## [Assignment]
Your response should be the lines from the one containing "Extract the structured" through the end of the material, copied exactly and with nothing added.

────────────────────────────────────────

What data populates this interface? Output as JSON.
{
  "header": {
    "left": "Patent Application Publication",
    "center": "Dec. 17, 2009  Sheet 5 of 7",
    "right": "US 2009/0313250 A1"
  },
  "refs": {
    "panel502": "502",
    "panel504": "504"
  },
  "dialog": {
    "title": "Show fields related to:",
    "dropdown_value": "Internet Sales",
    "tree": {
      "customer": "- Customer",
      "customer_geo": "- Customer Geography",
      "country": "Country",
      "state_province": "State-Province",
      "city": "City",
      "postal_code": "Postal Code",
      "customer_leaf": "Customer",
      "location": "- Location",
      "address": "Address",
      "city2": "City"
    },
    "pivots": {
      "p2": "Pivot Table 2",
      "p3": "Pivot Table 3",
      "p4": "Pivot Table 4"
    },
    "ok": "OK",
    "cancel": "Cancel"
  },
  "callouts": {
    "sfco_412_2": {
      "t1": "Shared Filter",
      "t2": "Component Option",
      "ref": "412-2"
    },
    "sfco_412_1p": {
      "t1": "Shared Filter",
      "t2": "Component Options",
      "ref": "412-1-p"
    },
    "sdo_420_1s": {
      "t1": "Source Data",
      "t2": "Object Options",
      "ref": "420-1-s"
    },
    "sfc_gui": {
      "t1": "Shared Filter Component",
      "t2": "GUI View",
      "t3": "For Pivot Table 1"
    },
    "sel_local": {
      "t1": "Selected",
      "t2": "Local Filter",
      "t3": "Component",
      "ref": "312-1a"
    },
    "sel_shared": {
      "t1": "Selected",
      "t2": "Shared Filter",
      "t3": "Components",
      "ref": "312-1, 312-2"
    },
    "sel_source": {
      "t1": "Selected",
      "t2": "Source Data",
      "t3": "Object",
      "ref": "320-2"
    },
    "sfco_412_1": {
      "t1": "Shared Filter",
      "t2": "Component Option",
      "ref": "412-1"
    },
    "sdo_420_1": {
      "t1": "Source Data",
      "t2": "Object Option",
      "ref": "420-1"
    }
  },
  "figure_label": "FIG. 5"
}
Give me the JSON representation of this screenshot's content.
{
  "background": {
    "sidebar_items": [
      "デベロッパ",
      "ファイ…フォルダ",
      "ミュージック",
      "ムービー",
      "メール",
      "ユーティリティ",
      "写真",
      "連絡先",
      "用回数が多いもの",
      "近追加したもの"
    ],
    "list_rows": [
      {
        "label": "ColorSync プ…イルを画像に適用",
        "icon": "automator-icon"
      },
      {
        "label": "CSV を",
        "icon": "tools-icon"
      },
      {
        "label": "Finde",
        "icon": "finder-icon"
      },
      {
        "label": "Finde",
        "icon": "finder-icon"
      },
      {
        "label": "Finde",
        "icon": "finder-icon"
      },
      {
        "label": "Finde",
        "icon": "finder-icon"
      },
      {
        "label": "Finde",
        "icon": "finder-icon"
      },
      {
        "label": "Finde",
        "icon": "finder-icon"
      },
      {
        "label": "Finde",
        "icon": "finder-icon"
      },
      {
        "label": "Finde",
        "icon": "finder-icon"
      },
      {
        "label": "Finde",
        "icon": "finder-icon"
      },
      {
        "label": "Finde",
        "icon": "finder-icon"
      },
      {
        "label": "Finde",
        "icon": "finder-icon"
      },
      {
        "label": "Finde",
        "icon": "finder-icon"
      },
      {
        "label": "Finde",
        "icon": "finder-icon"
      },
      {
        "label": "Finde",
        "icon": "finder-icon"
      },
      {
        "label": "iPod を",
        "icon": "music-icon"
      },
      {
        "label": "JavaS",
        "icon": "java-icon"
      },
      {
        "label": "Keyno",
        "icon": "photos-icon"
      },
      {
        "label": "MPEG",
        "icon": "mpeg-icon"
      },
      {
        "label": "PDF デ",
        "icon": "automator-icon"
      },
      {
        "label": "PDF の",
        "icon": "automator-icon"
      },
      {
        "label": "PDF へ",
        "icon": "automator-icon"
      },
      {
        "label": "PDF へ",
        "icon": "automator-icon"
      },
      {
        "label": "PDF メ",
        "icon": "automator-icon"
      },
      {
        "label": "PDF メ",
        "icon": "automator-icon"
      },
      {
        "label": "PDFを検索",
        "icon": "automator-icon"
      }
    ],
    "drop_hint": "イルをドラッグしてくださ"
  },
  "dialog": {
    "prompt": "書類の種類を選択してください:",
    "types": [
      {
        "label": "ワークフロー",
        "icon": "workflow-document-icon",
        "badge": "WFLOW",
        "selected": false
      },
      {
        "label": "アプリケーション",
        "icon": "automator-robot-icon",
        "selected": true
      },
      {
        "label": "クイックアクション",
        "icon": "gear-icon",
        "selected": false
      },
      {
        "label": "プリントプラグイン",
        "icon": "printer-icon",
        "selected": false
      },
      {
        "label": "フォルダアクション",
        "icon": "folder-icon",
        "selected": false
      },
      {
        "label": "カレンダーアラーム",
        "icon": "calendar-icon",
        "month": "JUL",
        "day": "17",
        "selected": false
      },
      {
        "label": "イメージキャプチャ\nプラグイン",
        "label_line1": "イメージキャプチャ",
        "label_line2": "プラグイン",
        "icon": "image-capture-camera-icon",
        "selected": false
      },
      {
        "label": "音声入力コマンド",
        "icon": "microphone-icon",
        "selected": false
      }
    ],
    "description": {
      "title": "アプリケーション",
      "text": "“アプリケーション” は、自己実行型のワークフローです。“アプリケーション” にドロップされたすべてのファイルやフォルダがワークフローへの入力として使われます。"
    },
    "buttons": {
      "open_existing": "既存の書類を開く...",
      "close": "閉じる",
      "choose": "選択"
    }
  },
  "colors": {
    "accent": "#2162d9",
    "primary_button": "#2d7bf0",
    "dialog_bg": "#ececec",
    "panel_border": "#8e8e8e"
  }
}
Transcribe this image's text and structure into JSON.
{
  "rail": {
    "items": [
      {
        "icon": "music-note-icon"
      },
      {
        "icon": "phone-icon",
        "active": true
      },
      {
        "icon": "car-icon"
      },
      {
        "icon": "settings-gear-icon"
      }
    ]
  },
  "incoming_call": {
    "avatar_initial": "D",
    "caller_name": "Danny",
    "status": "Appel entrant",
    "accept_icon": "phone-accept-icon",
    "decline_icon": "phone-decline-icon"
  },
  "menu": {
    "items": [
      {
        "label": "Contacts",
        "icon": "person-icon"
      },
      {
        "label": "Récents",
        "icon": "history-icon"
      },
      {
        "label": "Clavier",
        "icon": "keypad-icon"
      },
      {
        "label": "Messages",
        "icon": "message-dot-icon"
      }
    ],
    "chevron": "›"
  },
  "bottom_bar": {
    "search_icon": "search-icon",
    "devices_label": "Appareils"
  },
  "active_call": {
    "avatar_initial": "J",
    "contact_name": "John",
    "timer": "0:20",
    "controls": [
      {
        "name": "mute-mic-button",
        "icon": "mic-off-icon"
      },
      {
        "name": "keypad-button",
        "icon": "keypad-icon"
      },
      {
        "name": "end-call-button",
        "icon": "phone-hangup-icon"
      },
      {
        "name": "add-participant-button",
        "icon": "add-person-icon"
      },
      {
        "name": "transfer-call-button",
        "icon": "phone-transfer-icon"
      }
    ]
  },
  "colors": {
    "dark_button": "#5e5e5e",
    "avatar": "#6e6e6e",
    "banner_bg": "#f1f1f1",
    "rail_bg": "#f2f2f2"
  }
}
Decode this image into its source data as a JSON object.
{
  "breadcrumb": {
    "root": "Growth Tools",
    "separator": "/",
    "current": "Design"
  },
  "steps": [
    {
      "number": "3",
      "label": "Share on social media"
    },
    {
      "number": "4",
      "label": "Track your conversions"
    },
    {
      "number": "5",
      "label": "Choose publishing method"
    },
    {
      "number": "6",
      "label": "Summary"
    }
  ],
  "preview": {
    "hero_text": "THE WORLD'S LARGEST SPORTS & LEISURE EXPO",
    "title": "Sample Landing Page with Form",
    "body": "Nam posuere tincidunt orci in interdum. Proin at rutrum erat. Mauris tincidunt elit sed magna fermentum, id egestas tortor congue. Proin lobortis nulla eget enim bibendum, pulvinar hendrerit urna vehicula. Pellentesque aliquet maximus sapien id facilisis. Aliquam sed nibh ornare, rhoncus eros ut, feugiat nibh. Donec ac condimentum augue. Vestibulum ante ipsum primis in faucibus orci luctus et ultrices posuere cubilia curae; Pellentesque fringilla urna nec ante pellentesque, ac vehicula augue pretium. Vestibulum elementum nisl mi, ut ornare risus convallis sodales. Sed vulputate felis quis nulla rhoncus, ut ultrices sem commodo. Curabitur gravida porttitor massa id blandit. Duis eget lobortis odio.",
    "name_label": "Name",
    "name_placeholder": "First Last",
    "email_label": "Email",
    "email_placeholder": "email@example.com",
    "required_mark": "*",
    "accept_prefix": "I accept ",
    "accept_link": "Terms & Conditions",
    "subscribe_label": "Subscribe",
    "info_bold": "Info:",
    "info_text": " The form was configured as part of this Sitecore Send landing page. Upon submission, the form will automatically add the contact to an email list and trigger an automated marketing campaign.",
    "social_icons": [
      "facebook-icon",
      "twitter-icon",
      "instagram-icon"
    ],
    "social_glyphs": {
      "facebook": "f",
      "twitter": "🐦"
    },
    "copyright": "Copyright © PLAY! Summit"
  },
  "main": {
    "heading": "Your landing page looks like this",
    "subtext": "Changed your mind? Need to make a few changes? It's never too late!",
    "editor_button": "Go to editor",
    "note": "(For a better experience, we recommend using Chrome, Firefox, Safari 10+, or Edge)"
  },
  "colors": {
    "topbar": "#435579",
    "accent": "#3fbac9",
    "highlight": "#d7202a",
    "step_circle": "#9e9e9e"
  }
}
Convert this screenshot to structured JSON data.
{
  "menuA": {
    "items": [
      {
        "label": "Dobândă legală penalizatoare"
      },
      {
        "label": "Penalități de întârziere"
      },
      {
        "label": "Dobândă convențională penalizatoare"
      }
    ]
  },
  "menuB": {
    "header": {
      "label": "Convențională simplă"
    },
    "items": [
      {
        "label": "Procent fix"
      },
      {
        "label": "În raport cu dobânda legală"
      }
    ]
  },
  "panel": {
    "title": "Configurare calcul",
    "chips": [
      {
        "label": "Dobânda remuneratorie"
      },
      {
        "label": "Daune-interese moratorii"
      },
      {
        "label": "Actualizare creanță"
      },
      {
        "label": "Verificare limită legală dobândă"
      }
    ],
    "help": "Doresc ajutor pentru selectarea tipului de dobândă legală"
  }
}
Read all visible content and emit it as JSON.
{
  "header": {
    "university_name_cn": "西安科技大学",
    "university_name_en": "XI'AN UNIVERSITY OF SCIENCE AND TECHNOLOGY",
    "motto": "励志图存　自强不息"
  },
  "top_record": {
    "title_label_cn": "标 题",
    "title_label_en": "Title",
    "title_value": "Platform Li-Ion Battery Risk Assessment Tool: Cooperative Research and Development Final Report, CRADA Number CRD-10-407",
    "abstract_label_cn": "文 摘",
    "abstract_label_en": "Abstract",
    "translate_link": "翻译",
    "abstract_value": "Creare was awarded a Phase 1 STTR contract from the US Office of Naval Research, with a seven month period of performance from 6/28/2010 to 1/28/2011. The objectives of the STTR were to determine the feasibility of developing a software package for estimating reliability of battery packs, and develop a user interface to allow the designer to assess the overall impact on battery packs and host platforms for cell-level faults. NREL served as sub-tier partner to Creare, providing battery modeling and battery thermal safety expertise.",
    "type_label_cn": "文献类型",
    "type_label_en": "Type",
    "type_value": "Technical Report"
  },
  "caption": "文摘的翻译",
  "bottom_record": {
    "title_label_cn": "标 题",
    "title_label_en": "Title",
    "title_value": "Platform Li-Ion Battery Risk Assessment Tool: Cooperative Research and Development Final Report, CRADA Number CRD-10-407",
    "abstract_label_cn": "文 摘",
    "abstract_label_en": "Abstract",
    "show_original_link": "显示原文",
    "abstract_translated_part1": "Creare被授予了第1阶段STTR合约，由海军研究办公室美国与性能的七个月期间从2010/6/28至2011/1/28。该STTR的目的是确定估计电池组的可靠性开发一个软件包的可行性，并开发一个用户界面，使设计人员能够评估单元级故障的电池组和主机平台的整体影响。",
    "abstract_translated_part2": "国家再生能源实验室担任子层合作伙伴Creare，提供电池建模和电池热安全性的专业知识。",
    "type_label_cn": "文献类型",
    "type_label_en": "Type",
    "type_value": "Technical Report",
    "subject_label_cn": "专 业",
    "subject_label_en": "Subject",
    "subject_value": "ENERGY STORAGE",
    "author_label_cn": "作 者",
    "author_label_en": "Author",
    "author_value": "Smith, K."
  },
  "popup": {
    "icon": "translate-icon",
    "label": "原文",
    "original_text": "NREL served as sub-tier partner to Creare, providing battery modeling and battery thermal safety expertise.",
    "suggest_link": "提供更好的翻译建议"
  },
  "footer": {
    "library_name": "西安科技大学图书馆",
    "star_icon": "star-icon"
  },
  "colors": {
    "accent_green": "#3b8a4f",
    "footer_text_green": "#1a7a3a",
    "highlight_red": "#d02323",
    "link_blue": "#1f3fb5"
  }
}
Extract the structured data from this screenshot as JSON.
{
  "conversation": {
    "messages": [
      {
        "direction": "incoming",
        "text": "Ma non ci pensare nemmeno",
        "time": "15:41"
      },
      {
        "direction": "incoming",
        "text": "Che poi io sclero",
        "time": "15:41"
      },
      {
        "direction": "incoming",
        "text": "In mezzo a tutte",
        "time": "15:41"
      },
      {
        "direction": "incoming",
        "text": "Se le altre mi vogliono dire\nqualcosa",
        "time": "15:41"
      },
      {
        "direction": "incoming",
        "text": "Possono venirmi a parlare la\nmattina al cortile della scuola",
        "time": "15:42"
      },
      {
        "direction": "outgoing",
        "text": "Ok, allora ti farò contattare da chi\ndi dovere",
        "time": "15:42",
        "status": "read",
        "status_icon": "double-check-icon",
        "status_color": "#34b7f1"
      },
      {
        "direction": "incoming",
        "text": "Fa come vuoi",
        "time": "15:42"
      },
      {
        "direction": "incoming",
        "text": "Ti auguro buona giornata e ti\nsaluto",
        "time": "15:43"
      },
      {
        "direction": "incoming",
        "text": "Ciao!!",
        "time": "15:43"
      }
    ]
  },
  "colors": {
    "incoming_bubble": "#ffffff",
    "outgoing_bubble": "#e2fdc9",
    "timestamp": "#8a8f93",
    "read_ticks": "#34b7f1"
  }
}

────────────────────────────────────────

## [Your solution]
Extract the structured data from this screenshot as JSON.
{
  "conversation": {
    "messages": [
      {
        "direction": "incoming",
        "text": "Ma non ci pensare nemmeno",
        "time": "15:41"
      },
      {
        "direction": "incoming",
        "text": "Che poi io sclero",
        "time": "15:41"
      },
      {
        "direction": "incoming",
        "text": "In mezzo a tutte",
        "time": "15:41"
      },
      {
        "direction": "incoming",
        "text": "Se le altre mi vogliono dire\nqualcosa",
        "time": "15:41"
      },
      {
        "direction": "incoming",
        "text": "Possono venirmi a parlare la\nmattina al cortile della scuola",
        "time": "15:42"
      },
      {
        "direction": "outgoing",
        "text": "Ok, allora ti farò contattare da chi\ndi dovere",
        "time": "15:42",
        "status": "read",
        "status_icon": "double-check-icon",
        "status_color": "#34b7f1"
      },
      {
        "direction": "incoming",
        "text": "Fa come vuoi",
        "time": "15:42"
      },
      {
        "direction": "incoming",
        "text": "Ti auguro buona giornata e ti\nsaluto",
        "time": "15:43"
      },
      {
        "direction": "incoming",
        "text": "Ciao!!",
        "time": "15:43"
      }
    ]
  },
  "colors": {
    "incoming_bubble": "#ffffff",
    "outgoing_bubble": "#e2fdc9",
    "timestamp": "#8a8f93",
    "read_ticks": "#34b7f1"
  }
}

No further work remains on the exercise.